by Nick Morgan
March 26, 2004 10:06 AM
There is no shortage of people offended by internet porn, but would relegating porn sites to .xxx domains offend the First Amendment? Mr. Ichiban thinks not.
Let's not forget the technical and legal problems involved with adopting a .xxx top-level domain: companies like new.net and youcann.org already provide "alternative" domain extensions, and when the ICANN makes these official extensions, there are conflicts between the registries.
While New.net is not an "offical, government sponsored" registrar, they still have support for their domains on some 175 million computers worldwide. Several thousand (I would imagine) customers have paid $30/year for blah.xxx domains, and ICANN is under no obligation to recognize those registrations.
So, if I registered "ryanjensen.xxx" from New.net, I would be forced to re-register (and re-pay for) the domain from an accredited registrar should ICANN take it over. The same thing happened when ICANN took .biz from YouCANN.org.
I am not so sure the free-speech impact is so limited. There will be pressure for ISPs and other private actors to block all .xxx sites.
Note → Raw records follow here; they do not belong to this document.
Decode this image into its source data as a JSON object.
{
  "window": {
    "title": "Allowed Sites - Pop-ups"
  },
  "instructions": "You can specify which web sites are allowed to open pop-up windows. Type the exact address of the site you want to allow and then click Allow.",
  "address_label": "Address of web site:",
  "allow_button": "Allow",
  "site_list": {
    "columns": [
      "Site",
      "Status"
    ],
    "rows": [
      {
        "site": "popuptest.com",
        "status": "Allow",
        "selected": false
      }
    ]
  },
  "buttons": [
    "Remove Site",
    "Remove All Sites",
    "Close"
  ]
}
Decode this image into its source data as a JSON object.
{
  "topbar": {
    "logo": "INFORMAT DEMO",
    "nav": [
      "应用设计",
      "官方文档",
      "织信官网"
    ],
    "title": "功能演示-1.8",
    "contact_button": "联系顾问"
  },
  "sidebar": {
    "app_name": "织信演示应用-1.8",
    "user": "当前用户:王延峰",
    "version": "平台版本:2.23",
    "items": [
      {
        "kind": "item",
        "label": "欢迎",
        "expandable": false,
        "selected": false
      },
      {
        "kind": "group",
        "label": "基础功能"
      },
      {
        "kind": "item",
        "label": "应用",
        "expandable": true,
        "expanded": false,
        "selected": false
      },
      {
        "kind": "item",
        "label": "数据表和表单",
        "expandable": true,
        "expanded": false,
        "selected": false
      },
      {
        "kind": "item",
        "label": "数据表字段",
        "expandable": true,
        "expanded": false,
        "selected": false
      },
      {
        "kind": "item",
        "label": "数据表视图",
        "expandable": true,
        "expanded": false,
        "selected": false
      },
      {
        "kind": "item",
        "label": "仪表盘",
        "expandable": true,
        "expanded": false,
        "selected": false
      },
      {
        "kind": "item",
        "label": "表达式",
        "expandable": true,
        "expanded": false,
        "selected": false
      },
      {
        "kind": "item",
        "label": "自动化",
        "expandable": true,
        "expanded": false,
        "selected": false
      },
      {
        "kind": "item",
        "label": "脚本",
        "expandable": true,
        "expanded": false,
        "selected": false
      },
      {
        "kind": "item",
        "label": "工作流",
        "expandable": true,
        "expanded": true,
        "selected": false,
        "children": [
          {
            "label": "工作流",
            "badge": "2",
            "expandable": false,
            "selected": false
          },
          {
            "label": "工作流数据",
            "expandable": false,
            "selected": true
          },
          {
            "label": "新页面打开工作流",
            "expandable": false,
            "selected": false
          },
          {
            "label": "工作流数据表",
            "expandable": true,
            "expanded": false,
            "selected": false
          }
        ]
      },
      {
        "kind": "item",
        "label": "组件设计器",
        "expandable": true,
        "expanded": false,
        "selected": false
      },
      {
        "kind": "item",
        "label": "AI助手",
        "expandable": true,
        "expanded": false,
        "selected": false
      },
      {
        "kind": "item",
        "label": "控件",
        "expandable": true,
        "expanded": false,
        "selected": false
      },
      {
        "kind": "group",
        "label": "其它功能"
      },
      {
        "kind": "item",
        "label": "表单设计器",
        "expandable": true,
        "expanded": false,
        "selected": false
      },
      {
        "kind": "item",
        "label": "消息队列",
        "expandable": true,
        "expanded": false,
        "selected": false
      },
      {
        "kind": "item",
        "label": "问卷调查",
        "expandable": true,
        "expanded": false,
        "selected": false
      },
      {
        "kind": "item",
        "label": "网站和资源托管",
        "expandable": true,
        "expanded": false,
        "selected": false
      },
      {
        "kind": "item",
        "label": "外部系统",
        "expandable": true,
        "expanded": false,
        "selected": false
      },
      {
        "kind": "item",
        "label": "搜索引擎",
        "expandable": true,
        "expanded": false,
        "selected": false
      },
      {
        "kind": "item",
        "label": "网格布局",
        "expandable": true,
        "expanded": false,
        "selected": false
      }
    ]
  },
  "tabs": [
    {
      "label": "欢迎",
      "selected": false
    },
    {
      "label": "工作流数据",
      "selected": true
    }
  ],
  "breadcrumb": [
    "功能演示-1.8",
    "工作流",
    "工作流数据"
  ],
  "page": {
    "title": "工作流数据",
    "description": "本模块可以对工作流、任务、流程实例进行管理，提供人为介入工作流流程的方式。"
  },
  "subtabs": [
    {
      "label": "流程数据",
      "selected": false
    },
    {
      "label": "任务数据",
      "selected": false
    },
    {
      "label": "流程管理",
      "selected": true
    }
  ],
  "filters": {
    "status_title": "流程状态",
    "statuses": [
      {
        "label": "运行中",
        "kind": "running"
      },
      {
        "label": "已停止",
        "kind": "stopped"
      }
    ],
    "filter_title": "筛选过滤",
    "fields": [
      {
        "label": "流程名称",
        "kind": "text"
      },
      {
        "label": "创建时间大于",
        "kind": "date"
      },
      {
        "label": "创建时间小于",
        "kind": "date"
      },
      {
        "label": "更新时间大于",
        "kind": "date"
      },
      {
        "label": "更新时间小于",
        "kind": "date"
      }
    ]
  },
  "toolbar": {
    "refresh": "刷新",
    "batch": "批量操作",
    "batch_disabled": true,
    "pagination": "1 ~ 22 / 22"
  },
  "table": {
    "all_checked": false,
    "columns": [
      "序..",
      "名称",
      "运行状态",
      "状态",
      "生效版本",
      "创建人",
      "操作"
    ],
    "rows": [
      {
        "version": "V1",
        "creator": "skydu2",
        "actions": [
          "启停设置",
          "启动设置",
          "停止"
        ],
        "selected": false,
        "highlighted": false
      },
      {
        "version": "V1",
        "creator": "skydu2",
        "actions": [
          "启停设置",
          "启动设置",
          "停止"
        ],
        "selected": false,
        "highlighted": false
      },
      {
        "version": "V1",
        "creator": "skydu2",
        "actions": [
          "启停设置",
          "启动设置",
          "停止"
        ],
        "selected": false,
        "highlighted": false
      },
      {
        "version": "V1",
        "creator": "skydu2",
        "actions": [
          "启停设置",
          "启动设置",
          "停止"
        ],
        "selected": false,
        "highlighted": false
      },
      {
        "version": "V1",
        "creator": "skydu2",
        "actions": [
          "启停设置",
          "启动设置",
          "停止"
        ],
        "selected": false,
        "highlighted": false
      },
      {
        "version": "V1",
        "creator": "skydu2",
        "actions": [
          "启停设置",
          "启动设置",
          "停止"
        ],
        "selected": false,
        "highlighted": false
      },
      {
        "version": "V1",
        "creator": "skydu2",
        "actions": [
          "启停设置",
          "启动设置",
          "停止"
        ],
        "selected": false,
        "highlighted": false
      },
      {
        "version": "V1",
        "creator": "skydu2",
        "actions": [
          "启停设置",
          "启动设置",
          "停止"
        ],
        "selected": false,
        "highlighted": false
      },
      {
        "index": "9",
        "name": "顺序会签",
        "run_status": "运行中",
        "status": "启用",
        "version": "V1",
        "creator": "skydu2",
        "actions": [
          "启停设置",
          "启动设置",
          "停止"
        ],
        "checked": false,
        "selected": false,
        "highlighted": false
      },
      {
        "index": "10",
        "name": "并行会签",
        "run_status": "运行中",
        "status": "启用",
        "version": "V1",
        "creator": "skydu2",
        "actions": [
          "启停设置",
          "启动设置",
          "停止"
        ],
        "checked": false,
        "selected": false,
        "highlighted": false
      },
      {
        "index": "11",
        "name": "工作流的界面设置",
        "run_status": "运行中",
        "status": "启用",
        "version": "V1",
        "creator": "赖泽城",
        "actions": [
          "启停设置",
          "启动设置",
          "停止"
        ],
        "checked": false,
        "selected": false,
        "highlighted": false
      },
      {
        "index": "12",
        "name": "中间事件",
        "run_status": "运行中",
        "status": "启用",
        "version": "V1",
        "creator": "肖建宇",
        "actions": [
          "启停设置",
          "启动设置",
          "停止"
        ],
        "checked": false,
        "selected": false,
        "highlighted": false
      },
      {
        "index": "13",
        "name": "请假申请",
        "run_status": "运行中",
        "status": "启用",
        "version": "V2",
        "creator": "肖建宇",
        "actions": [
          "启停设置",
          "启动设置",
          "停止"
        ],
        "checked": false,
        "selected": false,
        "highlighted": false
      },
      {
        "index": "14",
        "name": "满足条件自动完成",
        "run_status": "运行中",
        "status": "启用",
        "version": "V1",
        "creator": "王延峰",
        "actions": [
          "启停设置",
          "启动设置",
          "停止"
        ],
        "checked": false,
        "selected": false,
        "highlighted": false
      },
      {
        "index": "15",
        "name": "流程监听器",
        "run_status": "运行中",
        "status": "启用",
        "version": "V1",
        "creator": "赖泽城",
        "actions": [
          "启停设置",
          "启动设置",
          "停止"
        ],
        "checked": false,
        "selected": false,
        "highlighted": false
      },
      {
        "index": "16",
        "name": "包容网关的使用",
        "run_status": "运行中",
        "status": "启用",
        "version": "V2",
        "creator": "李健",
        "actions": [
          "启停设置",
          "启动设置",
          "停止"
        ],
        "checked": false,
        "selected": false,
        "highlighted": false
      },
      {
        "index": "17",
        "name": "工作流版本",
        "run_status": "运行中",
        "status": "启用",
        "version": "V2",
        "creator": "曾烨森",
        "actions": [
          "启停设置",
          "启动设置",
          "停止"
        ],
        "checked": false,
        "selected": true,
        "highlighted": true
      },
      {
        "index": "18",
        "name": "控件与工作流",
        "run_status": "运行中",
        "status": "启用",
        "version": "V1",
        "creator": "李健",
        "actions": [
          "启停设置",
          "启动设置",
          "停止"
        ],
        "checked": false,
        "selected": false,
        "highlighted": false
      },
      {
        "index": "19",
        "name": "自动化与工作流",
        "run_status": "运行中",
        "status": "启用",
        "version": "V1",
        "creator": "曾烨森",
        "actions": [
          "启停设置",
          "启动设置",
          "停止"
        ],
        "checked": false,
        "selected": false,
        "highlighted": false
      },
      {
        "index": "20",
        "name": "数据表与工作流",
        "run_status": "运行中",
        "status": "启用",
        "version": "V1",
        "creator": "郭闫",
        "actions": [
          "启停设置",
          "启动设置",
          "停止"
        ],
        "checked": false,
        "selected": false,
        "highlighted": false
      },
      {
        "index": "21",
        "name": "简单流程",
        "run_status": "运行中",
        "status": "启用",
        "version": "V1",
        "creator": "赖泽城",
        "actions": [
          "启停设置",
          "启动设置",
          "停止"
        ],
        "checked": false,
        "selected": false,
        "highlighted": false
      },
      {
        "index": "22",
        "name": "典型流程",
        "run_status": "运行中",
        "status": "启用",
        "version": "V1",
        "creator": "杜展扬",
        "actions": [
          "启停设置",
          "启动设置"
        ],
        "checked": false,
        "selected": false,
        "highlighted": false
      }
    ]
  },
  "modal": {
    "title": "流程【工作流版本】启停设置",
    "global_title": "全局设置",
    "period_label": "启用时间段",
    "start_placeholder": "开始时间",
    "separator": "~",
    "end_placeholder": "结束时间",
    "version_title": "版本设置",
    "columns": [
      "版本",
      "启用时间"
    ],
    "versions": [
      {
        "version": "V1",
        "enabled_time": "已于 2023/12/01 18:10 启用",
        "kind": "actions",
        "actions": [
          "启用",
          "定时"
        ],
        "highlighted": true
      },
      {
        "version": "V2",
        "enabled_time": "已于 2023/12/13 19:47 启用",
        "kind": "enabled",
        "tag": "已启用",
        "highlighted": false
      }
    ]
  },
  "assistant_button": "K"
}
As a result, people whose sites are classified by the government as porn will want to contest the classification.
First question: what do you mean by porn?
Second: when your government official classifies a site as "porn", on what grounds can the site owner challenge the classification?
Third: at what point will you make the determination that it's a "porn" site? When the domain is registered? At any time? Will there be a government spider out there looking for images, and alerting investigators when it finds images it thinks are porn?
1) I had in mind the Miller obscenity test, but since someone rightly pointed out there is a "community standards" prong in that test, I think it would be ok for Congress to specify certain non-controversial elements that could be labeled "porn."
2) Sites could be challenged the way regulatory agency decisions are challenged now: file a complaint with the FCC.
3) If someone wants to take a chance with a .com, but complaints are filed (or the gov't spiders the site), then a determination can be made to move to another suffix.
Like I said, I think many sites would not challenge the classification because they would like the added "hardcore" label of .xxx or something. A .adult label could also be less stigmatizing. And if an ISP wants to make money, then it will listen to its customers and not block these suffixes.
Porn accentuate disparity of beauty. It's in a sense the opposite of burga. In consensual society, porn allows pretty girls to out evolve the ugly ones. So ugly bitches hate porn.